‘Gruesome’ class, deathly interesting

Five bodies lay beneath white sheets in the cadaver room awating dissection by DVC students enrolled in human Anatomy and Advanced Dissection courses.  ()

Five bodies lay beneath white sheets in the “cadaver room” awating dissection by DVC students enrolled in human Anatomy and Advanced Dissection courses. ()

Rachel Shatto

A sweet, antiseptic smell fills the air. Students cluster over metal trays, laughing or speaking intently, while others refer back to text books with looks of confusion.

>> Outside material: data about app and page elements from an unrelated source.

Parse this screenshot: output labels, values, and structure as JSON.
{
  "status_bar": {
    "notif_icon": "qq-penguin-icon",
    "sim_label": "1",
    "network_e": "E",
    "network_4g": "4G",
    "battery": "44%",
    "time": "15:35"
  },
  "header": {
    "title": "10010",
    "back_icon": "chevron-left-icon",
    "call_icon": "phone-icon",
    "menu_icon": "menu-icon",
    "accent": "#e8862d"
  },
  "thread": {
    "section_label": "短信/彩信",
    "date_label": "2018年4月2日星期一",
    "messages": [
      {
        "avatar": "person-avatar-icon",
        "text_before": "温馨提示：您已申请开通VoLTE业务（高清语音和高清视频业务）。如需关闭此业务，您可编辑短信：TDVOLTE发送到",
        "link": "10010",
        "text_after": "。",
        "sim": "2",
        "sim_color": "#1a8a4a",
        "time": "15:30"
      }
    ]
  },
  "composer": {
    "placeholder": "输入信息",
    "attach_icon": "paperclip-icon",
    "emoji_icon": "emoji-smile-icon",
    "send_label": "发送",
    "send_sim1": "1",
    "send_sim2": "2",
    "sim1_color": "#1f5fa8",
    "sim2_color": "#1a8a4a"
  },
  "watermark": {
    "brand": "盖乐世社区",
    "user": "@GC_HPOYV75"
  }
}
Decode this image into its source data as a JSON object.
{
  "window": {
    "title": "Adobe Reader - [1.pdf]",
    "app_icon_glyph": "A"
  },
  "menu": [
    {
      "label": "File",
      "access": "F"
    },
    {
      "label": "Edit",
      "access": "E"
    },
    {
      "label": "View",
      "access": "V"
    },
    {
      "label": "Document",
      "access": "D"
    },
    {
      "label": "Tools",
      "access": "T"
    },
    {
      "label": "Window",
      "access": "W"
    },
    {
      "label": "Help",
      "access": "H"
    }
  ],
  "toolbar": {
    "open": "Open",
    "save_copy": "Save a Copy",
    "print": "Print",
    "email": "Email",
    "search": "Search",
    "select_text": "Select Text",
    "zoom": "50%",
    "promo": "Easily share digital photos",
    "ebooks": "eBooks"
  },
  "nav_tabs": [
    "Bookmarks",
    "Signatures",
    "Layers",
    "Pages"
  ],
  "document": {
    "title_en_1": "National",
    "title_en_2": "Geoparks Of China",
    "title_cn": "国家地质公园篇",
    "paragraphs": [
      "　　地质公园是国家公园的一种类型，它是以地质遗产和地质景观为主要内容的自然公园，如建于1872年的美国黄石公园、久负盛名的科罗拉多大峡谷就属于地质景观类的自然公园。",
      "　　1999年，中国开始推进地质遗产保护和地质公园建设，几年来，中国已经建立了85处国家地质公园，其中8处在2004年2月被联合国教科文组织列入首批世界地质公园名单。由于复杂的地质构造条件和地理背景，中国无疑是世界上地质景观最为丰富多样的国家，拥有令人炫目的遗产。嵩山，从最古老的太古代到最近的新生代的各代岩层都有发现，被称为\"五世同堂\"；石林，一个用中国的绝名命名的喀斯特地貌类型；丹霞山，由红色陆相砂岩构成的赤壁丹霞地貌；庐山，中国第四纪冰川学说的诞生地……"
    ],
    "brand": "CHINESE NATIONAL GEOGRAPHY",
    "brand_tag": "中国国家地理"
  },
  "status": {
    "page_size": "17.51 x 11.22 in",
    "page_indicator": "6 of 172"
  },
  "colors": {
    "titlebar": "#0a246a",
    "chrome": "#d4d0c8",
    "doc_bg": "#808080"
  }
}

It could be any science lab class. Except the students aren’t gathered around groups of sedimentary and metamorphic rocks or the remains of an unlucky frog.

Tucked in the metal trays are bisected human hearts.

The class: Human Anatomy.

The assignment: Identify and pin 15 parts of the heart.

The purpose of the class, as stated in Professor Martha Dixon’s syllabus, is to understand the structure of the human body and how all of the organs are interconnected.

In addition to models and charts, the students learn by hands-on work with human cadavers, all of which are kept in a chilled room adjacent to the classroom, aptly named the “cadaver room”.

Inside sit four gurneys, each draped with a white sheet, and each covering, based on its telltale shape, could only be a human body.

“Some people never get over it, but some are excited,” Dixon says.

To help the students adjust to their grisly studies Dixon plays music while they are in the lab.

“Funk works well,” she says. “It seems to work the best.”

But not all students require the soothing sounds of funk classics to get over their nerves.

With gusto, Nova Robb describes her use of a bone saw in class: “It was a hard core power tool; we spent the day sawing into a man’s spine.”

Despite the gruesome curriculum, the students express gratitude and even a fondness for their cadaver.

“You form an attachment” Rob says. “We would talk to it.”

Working on a cadaver would be a true test of both nerve and stomach integrity for most people.

But many of the students in Dixon’s class, the most difficult part isn’t dissection – it’s the enormous work load.

Each week, students must attend three hours of lecture in addition to six hours of lab work.

“You can’t give up, you can’t be discouraged,” says Tim Detmers. “The rigors of this class help prepare [us] for what we will have to deal with in the future.”

Having access to cadavers at the community college level is uncommon, especially in a setting where the students have the opportunity to work with them directly.

Other schools, Dixon says, use fetal pigs or cats.

This is because of the expense.

While the cadavers are donated to DVC through the UCSF willed body program, the school pays for the very costly storage of the bodies.

Some schools are moving away from the use of cadavers in class, electing instead to use a digital cadaver.

“It makes me nervous when I hear med students are doing that,” Dixon says.

Her students agree.

“Its one thing to look at a picture,” says Mike Boals. “It’s another thing to pull on someone’s bicep and watch the arm come up.”

Despite his gratitude for the opportunity to work with a cadaver, Boals is in no rush to make a similar donation.

“I want to be cremated,” he said. “The idea of being laid open on the table…

“I’m thankful to have the cadavers, but I know I wouldn’t want it to be me.”

Dixon, on the other hand, intends to be more posthumously generous. She plans to donate her body to science.